• Activity
The records below must be copied in full, exactly as they read.

Dataset rows for apps and sites:
○ ○ ○ ○

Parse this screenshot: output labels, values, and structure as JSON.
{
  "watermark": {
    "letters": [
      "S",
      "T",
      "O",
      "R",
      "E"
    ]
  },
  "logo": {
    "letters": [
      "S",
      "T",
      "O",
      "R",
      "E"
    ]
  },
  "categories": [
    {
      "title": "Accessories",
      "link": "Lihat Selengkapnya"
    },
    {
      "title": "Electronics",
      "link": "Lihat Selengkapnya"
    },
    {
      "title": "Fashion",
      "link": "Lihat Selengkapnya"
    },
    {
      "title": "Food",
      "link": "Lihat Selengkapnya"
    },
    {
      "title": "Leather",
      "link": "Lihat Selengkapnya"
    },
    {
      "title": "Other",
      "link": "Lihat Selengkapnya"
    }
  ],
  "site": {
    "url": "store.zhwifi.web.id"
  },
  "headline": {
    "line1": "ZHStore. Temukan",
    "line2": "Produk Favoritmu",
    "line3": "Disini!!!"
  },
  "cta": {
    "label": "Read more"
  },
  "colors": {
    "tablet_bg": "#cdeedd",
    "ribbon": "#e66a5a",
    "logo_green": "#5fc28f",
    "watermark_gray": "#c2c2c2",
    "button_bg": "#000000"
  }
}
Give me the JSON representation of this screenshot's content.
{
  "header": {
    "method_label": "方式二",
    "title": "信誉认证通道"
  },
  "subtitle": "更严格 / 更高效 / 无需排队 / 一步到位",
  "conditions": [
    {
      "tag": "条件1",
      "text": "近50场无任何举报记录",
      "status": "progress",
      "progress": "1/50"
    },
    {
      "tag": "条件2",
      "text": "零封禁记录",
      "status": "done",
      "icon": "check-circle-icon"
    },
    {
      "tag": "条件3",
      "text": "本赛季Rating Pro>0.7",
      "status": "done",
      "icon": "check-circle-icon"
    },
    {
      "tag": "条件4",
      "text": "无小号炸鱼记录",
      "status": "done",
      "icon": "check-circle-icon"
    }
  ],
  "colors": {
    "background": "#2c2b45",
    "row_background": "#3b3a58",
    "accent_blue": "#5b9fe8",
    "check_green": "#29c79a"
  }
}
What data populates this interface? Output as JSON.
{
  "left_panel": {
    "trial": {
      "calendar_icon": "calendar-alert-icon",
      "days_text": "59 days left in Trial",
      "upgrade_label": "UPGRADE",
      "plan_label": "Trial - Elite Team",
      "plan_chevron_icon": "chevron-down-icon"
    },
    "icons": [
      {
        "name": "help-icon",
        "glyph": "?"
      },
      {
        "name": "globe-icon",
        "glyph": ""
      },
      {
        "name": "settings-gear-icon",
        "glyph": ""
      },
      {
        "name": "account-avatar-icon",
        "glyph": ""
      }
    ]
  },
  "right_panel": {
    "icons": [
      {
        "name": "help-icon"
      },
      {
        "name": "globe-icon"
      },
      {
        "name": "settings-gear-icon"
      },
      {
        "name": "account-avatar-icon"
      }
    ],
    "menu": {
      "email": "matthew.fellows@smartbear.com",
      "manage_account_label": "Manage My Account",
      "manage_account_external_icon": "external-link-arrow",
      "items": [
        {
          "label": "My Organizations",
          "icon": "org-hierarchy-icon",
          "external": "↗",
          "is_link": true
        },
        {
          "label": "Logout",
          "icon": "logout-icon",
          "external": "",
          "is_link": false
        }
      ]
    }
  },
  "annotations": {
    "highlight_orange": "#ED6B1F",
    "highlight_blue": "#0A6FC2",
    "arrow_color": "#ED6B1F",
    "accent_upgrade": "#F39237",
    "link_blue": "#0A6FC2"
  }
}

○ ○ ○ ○

• Answer to the exercise
Parse this screenshot: output labels, values, and structure as JSON.
{
  "watermark": {
    "letters": [
      "S",
      "T",
      "O",
      "R",
      "E"
    ]
  },
  "logo": {
    "letters": [
      "S",
      "T",
      "O",
      "R",
      "E"
    ]
  },
  "categories": [
    {
      "title": "Accessories",
      "link": "Lihat Selengkapnya"
    },
    {
      "title": "Electronics",
      "link": "Lihat Selengkapnya"
    },
    {
      "title": "Fashion",
      "link": "Lihat Selengkapnya"
    },
    {
      "title": "Food",
      "link": "Lihat Selengkapnya"
    },
    {
      "title": "Leather",
      "link": "Lihat Selengkapnya"
    },
    {
      "title": "Other",
      "link": "Lihat Selengkapnya"
    }
  ],
  "site": {
    "url": "store.zhwifi.web.id"
  },
  "headline": {
    "line1": "ZHStore. Temukan",
    "line2": "Produk Favoritmu",
    "line3": "Disini!!!"
  },
  "cta": {
    "label": "Read more"
  },
  "colors": {
    "tablet_bg": "#cdeedd",
    "ribbon": "#e66a5a",
    "logo_green": "#5fc28f",
    "watermark_gray": "#c2c2c2",
    "button_bg": "#000000"
  }
}
Give me the JSON representation of this screenshot's content.
{
  "header": {
    "method_label": "方式二",
    "title": "信誉认证通道"
  },
  "subtitle": "更严格 / 更高效 / 无需排队 / 一步到位",
  "conditions": [
    {
      "tag": "条件1",
      "text": "近50场无任何举报记录",
      "status": "progress",
      "progress": "1/50"
    },
    {
      "tag": "条件2",
      "text": "零封禁记录",
      "status": "done",
      "icon": "check-circle-icon"
    },
    {
      "tag": "条件3",
      "text": "本赛季Rating Pro>0.7",
      "status": "done",
      "icon": "check-circle-icon"
    },
    {
      "tag": "条件4",
      "text": "无小号炸鱼记录",
      "status": "done",
      "icon": "check-circle-icon"
    }
  ],
  "colors": {
    "background": "#2c2b45",
    "row_background": "#3b3a58",
    "accent_blue": "#5b9fe8",
    "check_green": "#29c79a"
  }
}
What data populates this interface? Output as JSON.
{
  "left_panel": {
    "trial": {
      "calendar_icon": "calendar-alert-icon",
      "days_text": "59 days left in Trial",
      "upgrade_label": "UPGRADE",
      "plan_label": "Trial - Elite Team",
      "plan_chevron_icon": "chevron-down-icon"
    },
    "icons": [
      {
        "name": "help-icon",
        "glyph": "?"
      },
      {
        "name": "globe-icon",
        "glyph": ""
      },
      {
        "name": "settings-gear-icon",
        "glyph": ""
      },
      {
        "name": "account-avatar-icon",
        "glyph": ""
      }
    ]
  },
  "right_panel": {
    "icons": [
      {
        "name": "help-icon"
      },
      {
        "name": "globe-icon"
      },
      {
        "name": "settings-gear-icon"
      },
      {
        "name": "account-avatar-icon"
      }
    ],
    "menu": {
      "email": "matthew.fellows@smartbear.com",
      "manage_account_label": "Manage My Account",
      "manage_account_external_icon": "external-link-arrow",
      "items": [
        {
          "label": "My Organizations",
          "icon": "org-hierarchy-icon",
          "external": "↗",
          "is_link": true
        },
        {
          "label": "Logout",
          "icon": "logout-icon",
          "external": "",
          "is_link": false
        }
      ]
    }
  },
  "annotations": {
    "highlight_orange": "#ED6B1F",
    "highlight_blue": "#0A6FC2",
    "arrow_color": "#ED6B1F",
    "accent_upgrade": "#F39237",
    "link_blue": "#0A6FC2"
  }
}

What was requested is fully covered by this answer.